The breakwater area is like a huge playpen. I knew beforehand that there are some military bases just north of this spot but I had forgotten such trivial information over the past 12 hours. If by chance they were doing underwater testing on explosives that morning, we would have received quite a lift but no such chance today. Within the breakwater, the water temperature went up at least 2 degrees. It was fine for the 1 _ miles we had to swim into the beach but such a temperature for the full swim would have been too hot.

There we were: taking stroke after stroke just as we had been doing for the past 12+ hours.
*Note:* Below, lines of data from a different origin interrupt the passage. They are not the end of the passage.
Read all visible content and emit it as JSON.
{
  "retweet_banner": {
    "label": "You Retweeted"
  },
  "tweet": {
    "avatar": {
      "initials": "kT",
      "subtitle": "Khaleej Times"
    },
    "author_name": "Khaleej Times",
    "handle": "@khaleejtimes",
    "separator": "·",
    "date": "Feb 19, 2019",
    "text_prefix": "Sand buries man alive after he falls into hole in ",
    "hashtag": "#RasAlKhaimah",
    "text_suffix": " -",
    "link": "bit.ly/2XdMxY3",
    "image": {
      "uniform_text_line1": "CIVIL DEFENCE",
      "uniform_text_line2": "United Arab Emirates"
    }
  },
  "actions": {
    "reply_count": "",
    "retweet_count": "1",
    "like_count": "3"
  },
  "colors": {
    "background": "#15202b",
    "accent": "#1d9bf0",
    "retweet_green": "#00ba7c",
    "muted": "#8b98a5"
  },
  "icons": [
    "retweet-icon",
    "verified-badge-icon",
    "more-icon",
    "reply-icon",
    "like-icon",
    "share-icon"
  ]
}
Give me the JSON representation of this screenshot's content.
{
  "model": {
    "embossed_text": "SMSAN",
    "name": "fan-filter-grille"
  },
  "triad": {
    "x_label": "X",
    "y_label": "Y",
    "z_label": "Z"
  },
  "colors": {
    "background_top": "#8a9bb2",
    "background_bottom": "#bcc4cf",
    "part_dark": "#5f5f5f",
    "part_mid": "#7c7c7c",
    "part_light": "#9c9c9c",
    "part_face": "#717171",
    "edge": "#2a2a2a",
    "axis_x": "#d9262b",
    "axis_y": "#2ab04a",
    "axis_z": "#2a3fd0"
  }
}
Each stroke was bringing us one stroke closer to the beach. Chris thought we would never ever get to the beach. Soon, the sandy bottom appeared again and sea plants were trying to tickle our torsos. The biggest satisfaction and relief was getting inside of the “Swim Area” buoys at Calumet Beach since I knew now that we would finish. Our ground crew was standing in front of the flag pole and the closer we got, the easier it became to distinguish faces. When Chris, David, and I stood up and exited the water, following Channel Rules (“You have to get to where there is no water in front of you”), I was euphoric that we had made it. Our entire armada had worked as a team all night, stayed united, and made this happen.

I didn’t feel tired while we were swimming but once I had walked up the beach then come back into the water to “wash off”, I felt the fatigue. The past 25 miles of swimming and staying up all night caught up in an instance. Heidi, Liz, Peggy, Chip, Jacob, and a few other friends, made sure we were ok and helped us shower and dress. Everyone was fine, just feeling the effects of the effort expended. I vaguely remember Peggy driving us north as I was fading in and out during the drive.

In the afternoon, we took naps then had enough energy to go out to dinner. It was there that David started talking about “our next swim;” I just looked at him amusingly. Who knows when; first we have to figure out the where.

Thank you to all of you who made this swim happen: Our crew, Mark Green, Rob & Max Carstens, Joe Gray, Cooky Donaldson, Dan & Paul (David’s nephews) Our Kayakers, Richard Clifford & Tom Heineman Our amazing Ground Crew and well-wishers, Heidi Kafka, Liz Kooy, Chip Gray, Jacob Karaca, Peggy Heineman, Laura Slevin Moriarity, Kaari Reierson, Susan, Kyle, & Kelly Bertram, Kris Rutford, Julia Green, Leslie Blanke, Robert Zeitner, and everyone else out there cheering us on! All of your support really mattered. Thanks!!!